YOUR OBJECTIVE :: Set down the lines below, exactly, starting at the one that contains "Transcribe this image's" and stopping at the last line, inclusive. Omit pictures.

(Saved entries)
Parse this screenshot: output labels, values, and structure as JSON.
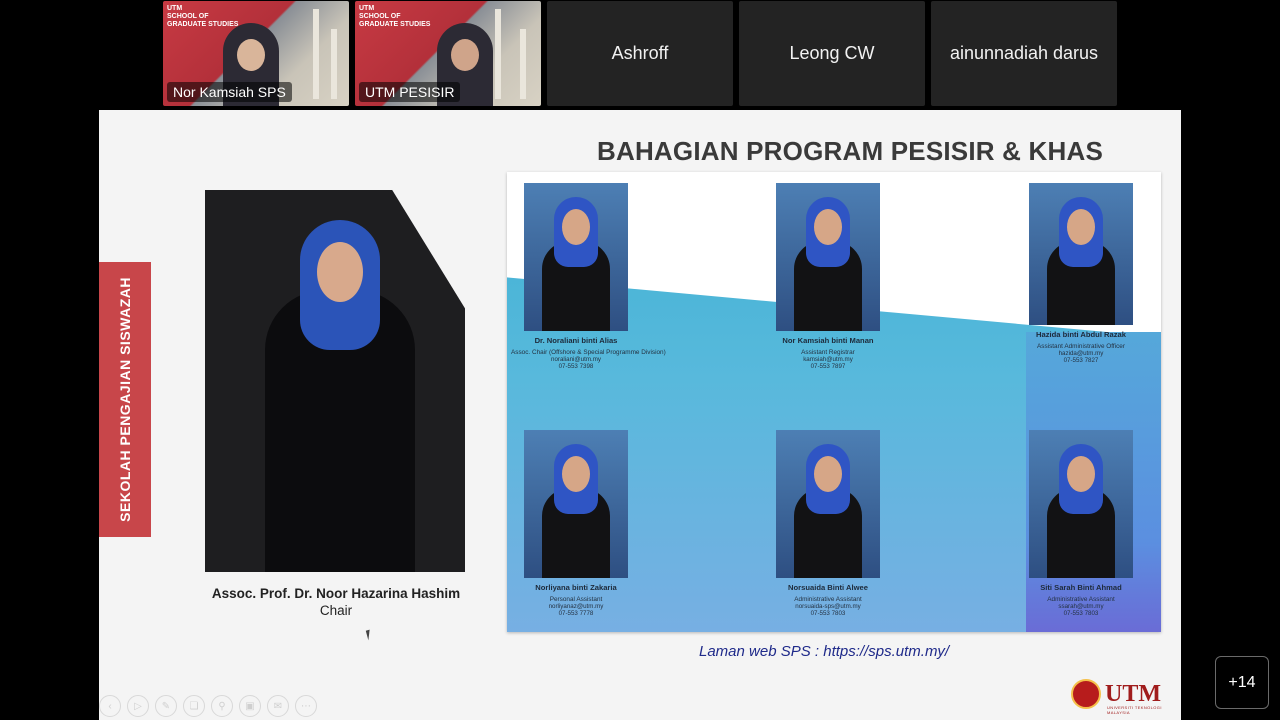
{
  "participants": {
    "video": [
      {
        "label": "Nor Kamsiah SPS",
        "brand": "UTM\nSCHOOL OF\nGRADUATE STUDIES"
      },
      {
        "label": "UTM PESISIR",
        "brand": "UTM\nSCHOOL OF\nGRADUATE STUDIES"
      }
    ],
    "named": [
      "Ashroff",
      "Leong CW",
      "ainunnadiah darus"
    ],
    "more_count": "+14"
  },
  "slide": {
    "sidebar_text": "SEKOLAH PENGAJIAN SISWAZAH",
    "title": "BAHAGIAN PROGRAM PESISIR & KHAS",
    "chair": {
      "name": "Assoc. Prof. Dr. Noor Hazarina Hashim",
      "role": "Chair"
    },
    "staff": [
      {
        "name": "Dr. Noraliani binti Alias",
        "role": "Assoc. Chair (Offshore & Special Programme Division)",
        "email": "noraliani@utm.my",
        "phone": "07-553 7398"
      },
      {
        "name": "Nor Kamsiah binti Manan",
        "role": "Assistant Registrar",
        "email": "kamsiah@utm.my",
        "phone": "07-553 7897"
      },
      {
        "name": "Hazida binti Abdul Razak",
        "role": "Assistant Administrative Officer",
        "email": "hazida@utm.my",
        "phone": "07-553 7827"
      },
      {
        "name": "Norliyana binti Zakaria",
        "role": "Personal Assistant",
        "email": "norliyanaz@utm.my",
        "phone": "07-553 7778"
      },
      {
        "name": "Norsuaida Binti Alwee",
        "role": "Administrative Assistant",
        "email": "norsuaida-sps@utm.my",
        "phone": "07-553 7803"
      },
      {
        "name": "Siti Sarah Binti Ahmad",
        "role": "Administrative Assistant",
        "email": "ssarah@utm.my",
        "phone": "07-553 7803"
      }
    ],
    "weblink": "Laman web SPS : https://sps.utm.my/",
    "logo": {
      "text": "UTM",
      "sub": "UNIVERSITI TEKNOLOGI MALAYSIA"
    }
  },
  "toolbar_icons": [
    "prev-icon",
    "play-icon",
    "pen-icon",
    "copy-icon",
    "zoom-icon",
    "screen-icon",
    "mail-icon",
    "more-icon"
  ]
}
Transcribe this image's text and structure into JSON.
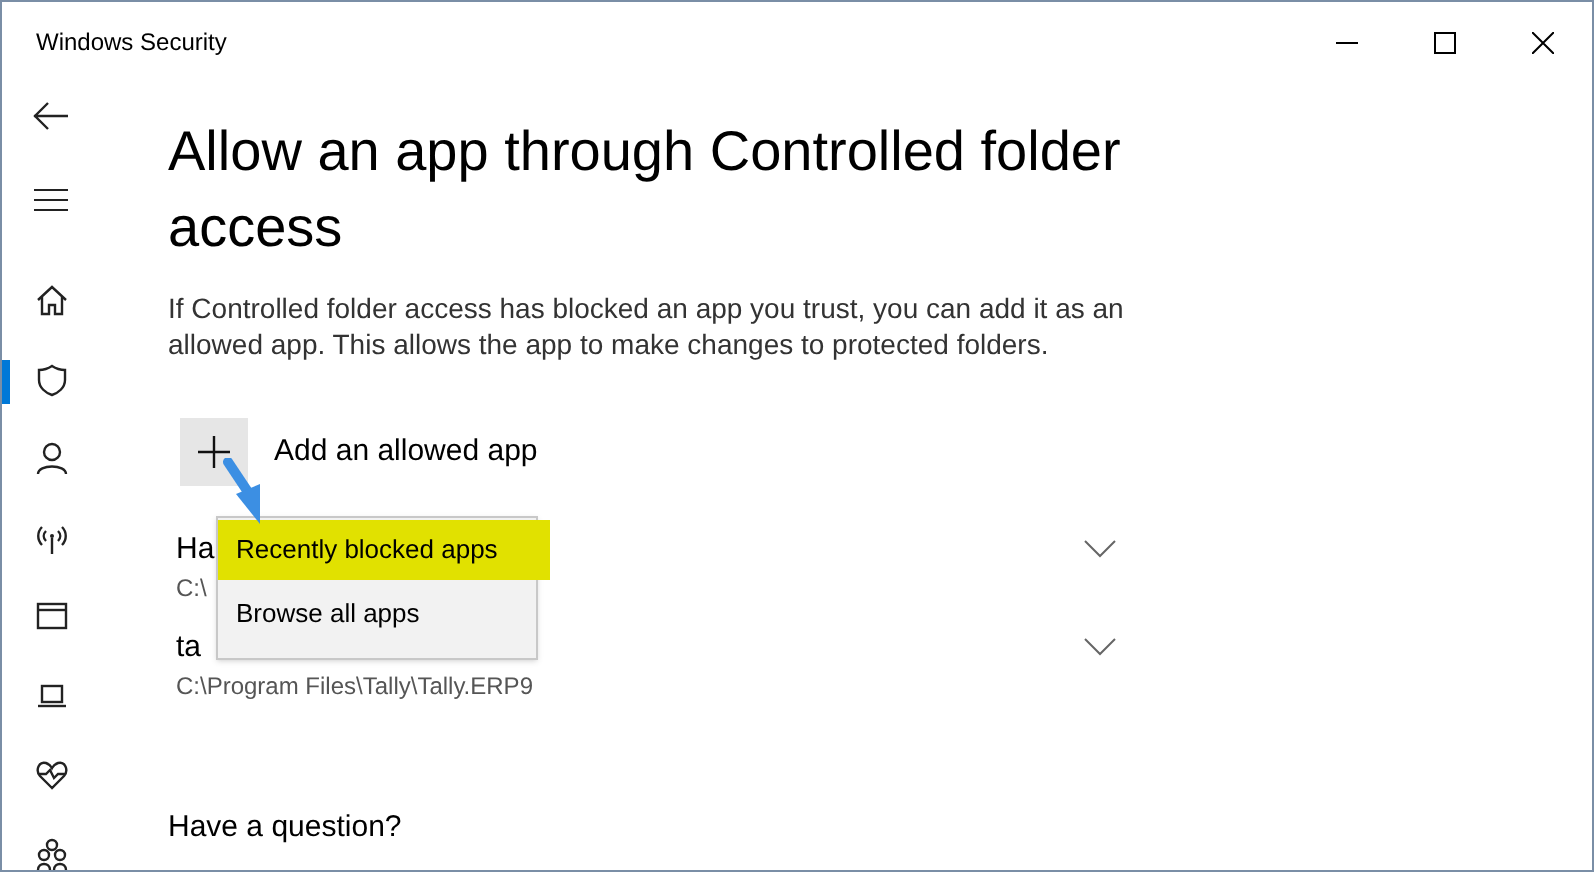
{
  "window": {
    "title": "Windows Security"
  },
  "sidebar": {
    "items": [
      {
        "selected": false
      },
      {
        "selected": true
      },
      {
        "selected": false
      },
      {
        "selected": false
      },
      {
        "selected": false
      },
      {
        "selected": false
      },
      {
        "selected": false
      },
      {
        "selected": false
      }
    ]
  },
  "heading": "Allow an app through Controlled folder access",
  "description": "If Controlled folder access has blocked an app you trust, you can add it as an allowed app. This allows the app to make changes to protected folders.",
  "add_button": {
    "label": "Add an allowed app"
  },
  "apps": [
    {
      "name": "Ha",
      "path": "C:\\"
    },
    {
      "name": "ta",
      "path": "C:\\Program Files\\Tally\\Tally.ERP9"
    }
  ],
  "menu": {
    "items": [
      {
        "label": "Recently blocked apps",
        "selected": true
      },
      {
        "label": "Browse all apps",
        "selected": false
      }
    ]
  },
  "help": {
    "heading": "Have a question?"
  }
}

EXERCISE RESULT ::
Transcribe this image's text and structure into JSON.
{
  "window": {
    "title": "Windows Security"
  },
  "sidebar": {
    "items": [
      {
        "selected": false
      },
      {
        "selected": true
      },
      {
        "selected": false
      },
      {
        "selected": false
      },
      {
        "selected": false
      },
      {
        "selected": false
      },
      {
        "selected": false
      },
      {
        "selected": false
      }
    ]
  },
  "heading": "Allow an app through Controlled folder access",
  "description": "If Controlled folder access has blocked an app you trust, you can add it as an allowed app. This allows the app to make changes to protected folders.",
  "add_button": {
    "label": "Add an allowed app"
  },
  "apps": [
    {
      "name": "Ha",
      "path": "C:\\"
    },
    {
      "name": "ta",
      "path": "C:\\Program Files\\Tally\\Tally.ERP9"
    }
  ],
  "menu": {
    "items": [
      {
        "label": "Recently blocked apps",
        "selected": true
      },
      {
        "label": "Browse all apps",
        "selected": false
      }
    ]
  },
  "help": {
    "heading": "Have a question?"
  }
}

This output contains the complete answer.